Cyclosporine A for Refractory Interstitial Cystitis: Experience of Two Tertiary Centers (#810): Cyclosporine-A, an immunosuppressant drug used to prevent rejection in transplant patients, may be a viable drug therapy for patients with interstitial cystitis/bladder pain syndrome (IC/BPS) who have failed previous oral and/or instillation therapy. The drug was proven to be more effective at one year than pentosan polysulfate. Patients were given 2mg/kg/day to 3 mg/kg/day, with dosage decreased gradually (as tolerated) following symptom improvement (or based on side effects or drug levels). Patients were followed at the first month following initiation of therapy, and every three months after for one year, with symptom assessment, physical exam, comprehensive metabolic panel and complete blood count, as well as measurements of serum magnesium, uric acid and cyclosporine A levels. Fourteen of 19 patients reported a 70 percent average global improvement in their symptoms. Associated clinical findings included Hunner's ulcers in 13 of the 19 patients, and collagen vascular disease in six, suggesting that these may be potential clinical markers to predict a patient's response to the drug.
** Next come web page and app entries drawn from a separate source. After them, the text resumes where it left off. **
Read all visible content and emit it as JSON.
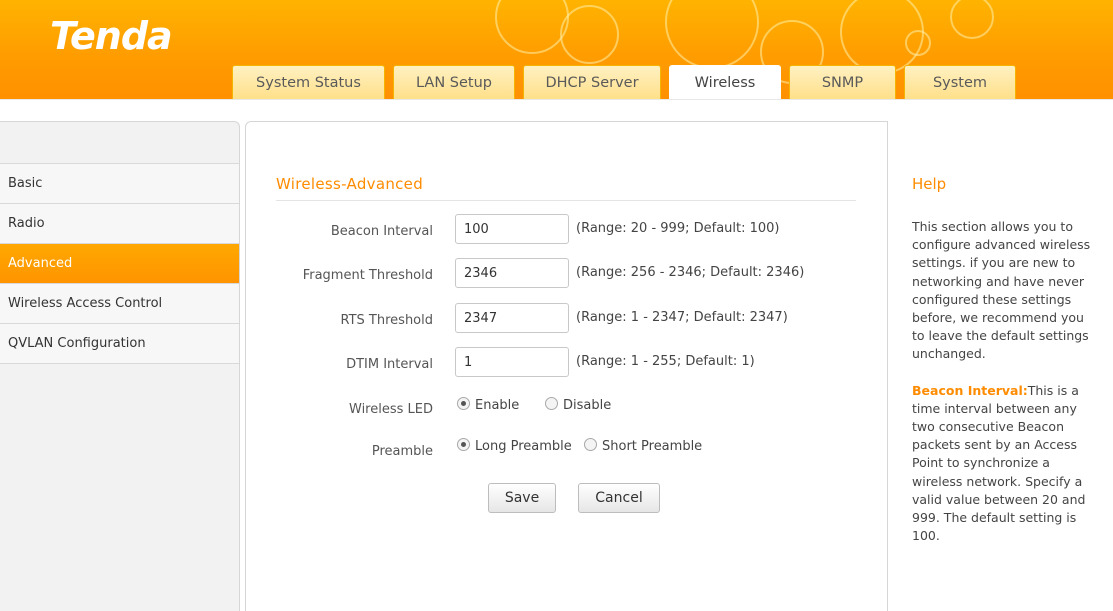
{
  "brand": {
    "logo_text": "Tenda"
  },
  "colors": {
    "accent": "#ff9900",
    "title_orange": "#ff8c00",
    "tab_bg": "#ffe08a"
  },
  "tabs": [
    {
      "label": "System Status",
      "active": false
    },
    {
      "label": "LAN Setup",
      "active": false
    },
    {
      "label": "DHCP Server",
      "active": false
    },
    {
      "label": "Wireless",
      "active": true
    },
    {
      "label": "SNMP",
      "active": false
    },
    {
      "label": "System",
      "active": false
    }
  ],
  "sidebar": {
    "items": [
      {
        "label": "Basic",
        "active": false
      },
      {
        "label": "Radio",
        "active": false
      },
      {
        "label": "Advanced",
        "active": true
      },
      {
        "label": "Wireless Access Control",
        "active": false
      },
      {
        "label": "QVLAN Configuration",
        "active": false
      }
    ]
  },
  "form": {
    "title": "Wireless-Advanced",
    "beacon": {
      "label": "Beacon Interval",
      "value": "100",
      "range": "(Range: 20 - 999; Default: 100)"
    },
    "fragment": {
      "label": "Fragment Threshold",
      "value": "2346",
      "range": "(Range: 256 - 2346; Default: 2346)"
    },
    "rts": {
      "label": "RTS Threshold",
      "value": "2347",
      "range": "(Range: 1 - 2347; Default: 2347)"
    },
    "dtim": {
      "label": "DTIM Interval",
      "value": "1",
      "range": "(Range: 1 - 255; Default: 1)"
    },
    "led": {
      "label": "Wireless LED",
      "option_enable": "Enable",
      "option_disable": "Disable",
      "selected": "Enable"
    },
    "preamble": {
      "label": "Preamble",
      "option_long": "Long Preamble",
      "option_short": "Short Preamble",
      "selected": "Long Preamble"
    },
    "save_label": "Save",
    "cancel_label": "Cancel"
  },
  "help": {
    "title": "Help",
    "intro": "This section allows you to configure advanced wireless settings. if you are new to networking and have never configured these settings before, we recommend you to leave the default settings unchanged.",
    "beacon_key": "Beacon Interval:",
    "beacon_text": "This is a time interval between any two consecutive Beacon packets sent by an Access Point to synchronize a wireless network. Specify a valid value between 20 and 999. The default setting is 100."
  }
}
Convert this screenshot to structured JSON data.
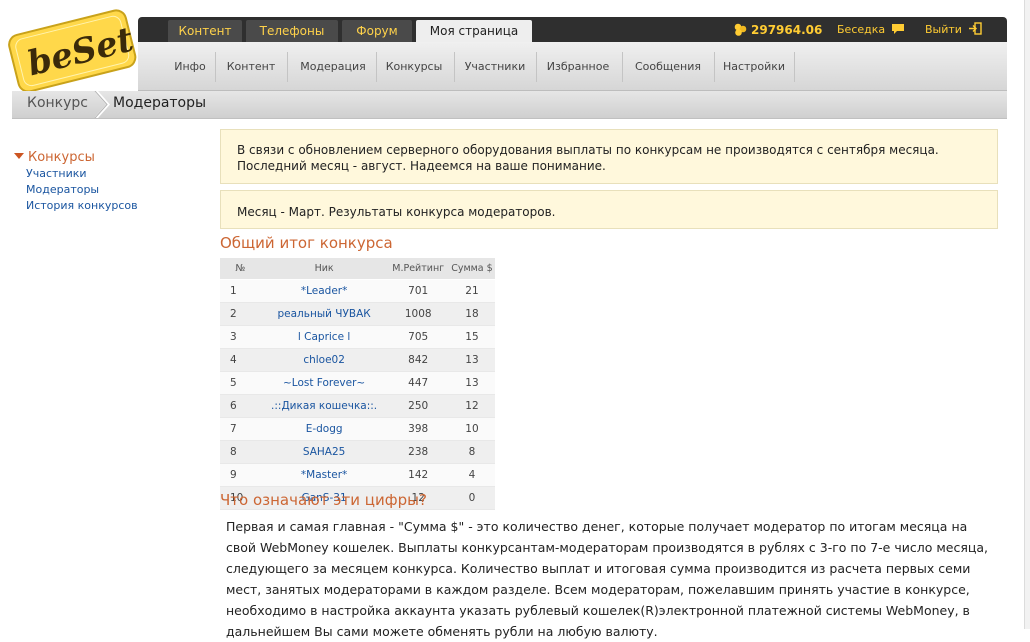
{
  "logo": {
    "text": "beSet",
    "alt": "beeSet"
  },
  "topnav": {
    "tabs": [
      {
        "label": "Контент",
        "active": false
      },
      {
        "label": "Телефоны",
        "active": false
      },
      {
        "label": "Форум",
        "active": false
      },
      {
        "label": "Моя страница",
        "active": true
      }
    ],
    "balance": "297964.06",
    "chat": "Беседка",
    "logout": "Выйти"
  },
  "subnav": [
    "Инфо",
    "Контент",
    "Модерация",
    "Конкурсы",
    "Участники",
    "Избранное",
    "Сообщения",
    "Настройки"
  ],
  "breadcrumb": {
    "parent": "Конкурс",
    "current": "Модераторы"
  },
  "sidebar": {
    "heading": "Конкурсы",
    "items": [
      "Участники",
      "Модераторы",
      "История конкурсов"
    ]
  },
  "notices": {
    "server": "В связи с обновлением серверного оборудования выплаты по конкурсам не производятся с сентября месяца. Последний месяц - август. Надеемся на ваше понимание.",
    "month": "Месяц - Март. Результаты конкурса модераторов."
  },
  "results": {
    "title": "Общий итог конкурса",
    "columns": [
      "№",
      "Ник",
      "М.Рейтинг",
      "Сумма $"
    ],
    "rows": [
      {
        "n": "1",
        "nick": "*Leader*",
        "rating": "701",
        "sum": "21"
      },
      {
        "n": "2",
        "nick": "реальный ЧУВАК",
        "rating": "1008",
        "sum": "18"
      },
      {
        "n": "3",
        "nick": "l Caprice l",
        "rating": "705",
        "sum": "15"
      },
      {
        "n": "4",
        "nick": "chloe02",
        "rating": "842",
        "sum": "13"
      },
      {
        "n": "5",
        "nick": "~Lost Forever~",
        "rating": "447",
        "sum": "13"
      },
      {
        "n": "6",
        "nick": ".::Дикая кошечка::.",
        "rating": "250",
        "sum": "12"
      },
      {
        "n": "7",
        "nick": "E-dogg",
        "rating": "398",
        "sum": "10"
      },
      {
        "n": "8",
        "nick": "SAHA25",
        "rating": "238",
        "sum": "8"
      },
      {
        "n": "9",
        "nick": "*Master*",
        "rating": "142",
        "sum": "4"
      },
      {
        "n": "10",
        "nick": "GanS-31",
        "rating": "12",
        "sum": "0"
      }
    ]
  },
  "explain": {
    "title": "Что означают эти цифры?",
    "text": "Первая и самая главная - \"Сумма $\" - это количество денег, которые получает модератор по итогам месяца на свой WebMoney кошелек. Выплаты конкурсантам-модераторам производятся в рублях с 3-го по 7-е число месяца, следующего за месяцем конкурса. Количество выплат и итоговая сумма производится из расчета первых семи мест, занятых модераторами в каждом разделе. Всем модераторам, пожелавшим принять участие в конкурсе, необходимо в настройка аккаунта указать рублевый кошелек(R)электронной платежной системы WebMoney, в дальнейшем Вы сами можете обменять рубли на любую валюту."
  },
  "colors": {
    "accent": "#cc6633",
    "link": "#1a55a0",
    "topbar": "#2f2f2f",
    "gold": "#ffcc33",
    "notice_bg": "#fff8dc"
  }
}
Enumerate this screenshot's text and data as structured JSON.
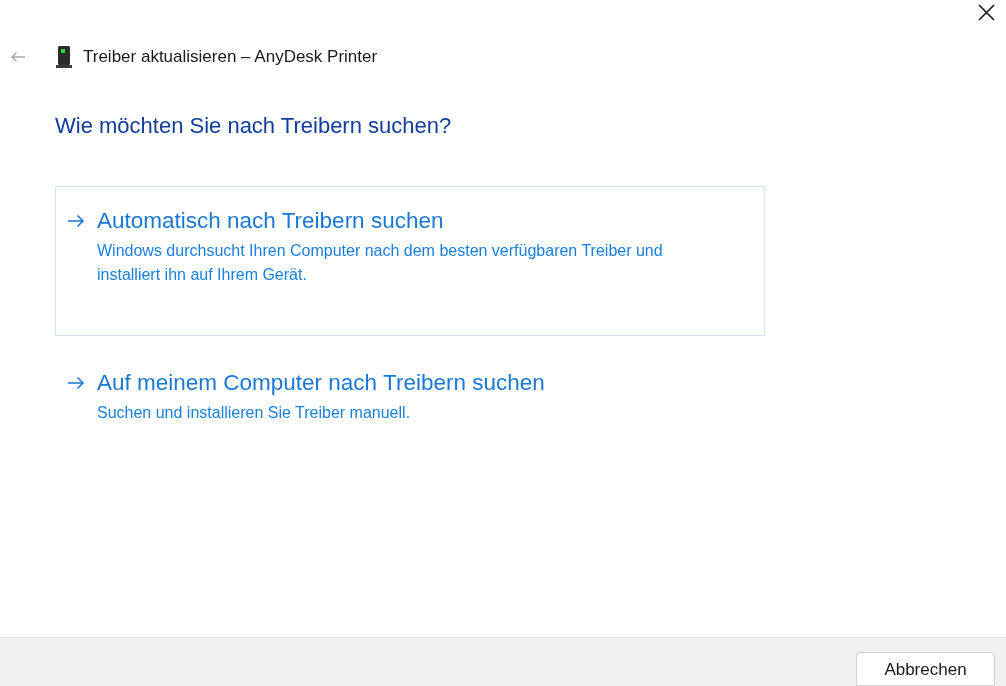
{
  "window": {
    "title": "Treiber aktualisieren – AnyDesk Printer"
  },
  "back": {
    "disabled": true
  },
  "heading": "Wie möchten Sie nach Treibern suchen?",
  "options": [
    {
      "title": "Automatisch nach Treibern suchen",
      "description": "Windows durchsucht Ihren Computer nach dem besten verfügbaren Treiber und installiert ihn auf Ihrem Gerät.",
      "selected": true
    },
    {
      "title": "Auf meinem Computer nach Treibern suchen",
      "description": "Suchen und installieren Sie Treiber manuell.",
      "selected": false
    }
  ],
  "buttons": [
    {
      "label": "Abbrechen"
    }
  ]
}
"Bladder pain syndromes are difficult for patients to live with and equally difficult at times for physicians to treat," Dr. Griebling said. "These innovative treatments bring new insight into the treatment of these conditions and give us even more approaches to tackling this debilitating set of diseases."

American Urological Association